In fact, traveler's who want a taste of Hawaii and don't mind bypassing Oahu's hyper-touristy south altogether should make a beeline for the island's lush North Shore, home to legendary surfing beaches like the Banzai Pipeline and Waimea Bay. In the winter, waves can top 40 feet. Year round, a mellow vibe pervades on the uncrowded beaches, bookended by volcanic rock and surrounded by green mountains. With more locals than tourists, roadside shrimp trucks and fruit stands, and the quaint, historic surf town of Haleiwa, the North Shore offers some of the island's most quintessential pleasures.
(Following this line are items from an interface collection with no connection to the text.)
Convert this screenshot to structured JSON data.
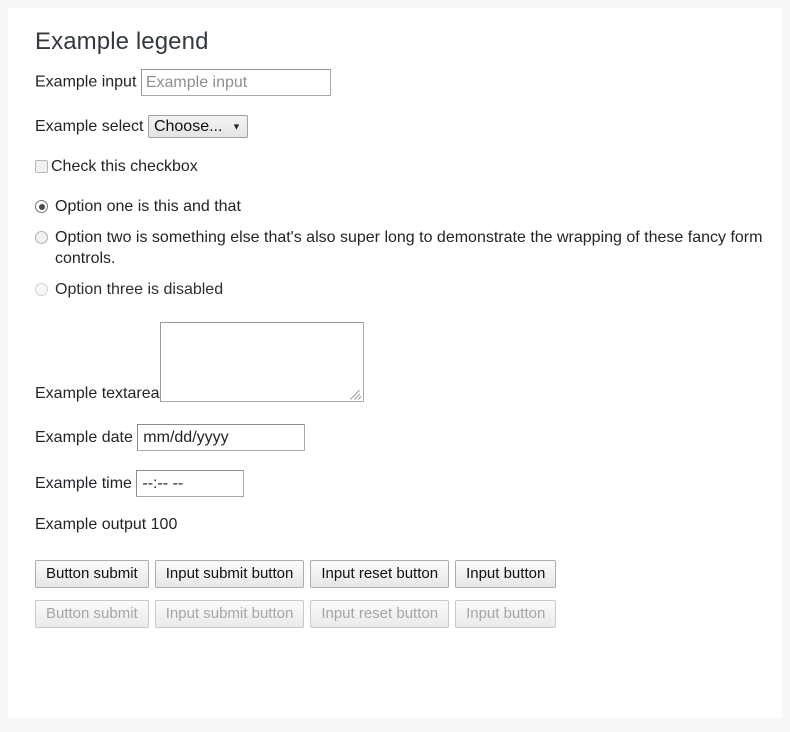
{
  "form": {
    "legend": "Example legend",
    "input_field": {
      "label": "Example input",
      "placeholder": "Example input",
      "value": ""
    },
    "select_field": {
      "label": "Example select",
      "selected": "Choose...",
      "arrow_icon": "▼"
    },
    "checkbox_field": {
      "label": "Check this checkbox",
      "checked": false
    },
    "radio_group": {
      "options": [
        {
          "label": "Option one is this and that",
          "checked": true,
          "disabled": false
        },
        {
          "label": "Option two is something else that's also super long to demonstrate the wrapping of these fancy form controls.",
          "checked": false,
          "disabled": false
        },
        {
          "label": "Option three is disabled",
          "checked": false,
          "disabled": true
        }
      ]
    },
    "textarea_field": {
      "label": "Example textarea",
      "value": ""
    },
    "date_field": {
      "label": "Example date",
      "placeholder": "mm/dd/yyyy",
      "value": "mm/dd/yyyy"
    },
    "time_field": {
      "label": "Example time",
      "placeholder": "--:-- --",
      "value": "--:-- --"
    },
    "output_field": {
      "label": "Example output",
      "value": "100"
    },
    "buttons_enabled": [
      "Button submit",
      "Input submit button",
      "Input reset button",
      "Input button"
    ],
    "buttons_disabled": [
      "Button submit",
      "Input submit button",
      "Input reset button",
      "Input button"
    ]
  }
}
But it is isolated -- about an hour from Waikiki and the airport.
Where To Stay
With its plethora of budget and midrange options, Waikiki is an excellent choice for those who want a Hawaiian vacation without breaking the bank. However, keep in mind that you'll be contending with massive crowds, less-than-peaceful beaches, traffic, and expensive nightly parking fees. On the prudent end of the spectrum are Hotel Renew, the Aston Waikiki Beach, the Park Shore, and the Aqua Waikiki Pearl. For families with a little more financial flexibility, we like the Marriott Waikiki, Sheraton Waikiki, and the Hilton Hawaiian Village. At the high-end of the spectrum, there are really only three luxury hotels in Waikiki: the Moana Surfrider, the Royal Hawaiian, and the Halekulani, all of which offer their own advantages and disadvantages.
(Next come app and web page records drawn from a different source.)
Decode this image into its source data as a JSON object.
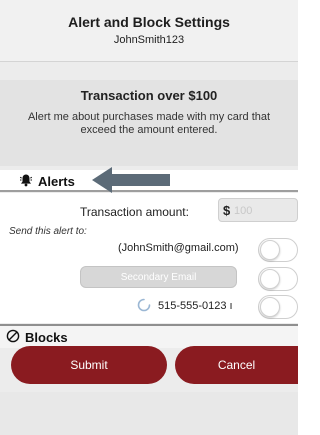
{
  "header": {
    "title": "Alert and Block Settings",
    "username": "JohnSmith123"
  },
  "transaction": {
    "title": "Transaction over $100",
    "description": "Alert me about purchases made with my card that exceed the amount entered."
  },
  "alerts": {
    "label": "Alerts",
    "icon": "bell-icon",
    "amount_label": "Transaction amount:",
    "currency": "$",
    "amount_placeholder": "100",
    "send_to_label": "Send this alert to:",
    "recipients": {
      "email": "(JohnSmith@gmail.com)",
      "secondary_email_placeholder": "Secondary Email",
      "phone": "515-555-0123 ı"
    },
    "toggles": {
      "email": false,
      "secondary_email": false,
      "phone": false
    }
  },
  "blocks": {
    "label": "Blocks",
    "icon": "block-icon"
  },
  "actions": {
    "submit_label": "Submit",
    "cancel_label": "Cancel"
  },
  "colors": {
    "accent": "#8a1b20",
    "arrow": "#5c6b78",
    "background": "#ececec"
  }
}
In Ko Olina, on the west coast, the Marriott reigns. The JW Marriott Ihilani provides the only true hotel-style accommodations in the area, and luxurious ones at that, with a gorgeous full-service spa, award-winning restaurants, and huge guest rooms. The neighboring Marriott Ko Olina Beach Club shares many of its amenities and activities, but offers time-share-style accommodations (typically two- and three-bedroom units with kitchen facilities) designed for longer stays. The Beach Club also features three amazing pools, seven Jacuzzis, and a waterslide, which aren't shared with the JW, and make it one of the best picks on the island for families.
On the North Shore, Turtle Bay Resort has seemingly everything -- miles of unspoiled shoreline, great restaurants, two 18-hole golf courses, its own stables, even helicopter rides on-site -- but the lobby and guest rooms are dated and bland, not luxurious. Farther off the beaten path, the Ke Iki Beach Bungalows provide funky, modest beachfront lodgings. Service is nonexistent -- staying in one of the 11 bungalows is akin to renting a house -- and amenities are zero, but a beautiful North Shore beach is just out the door, as are hammocks and barbecues.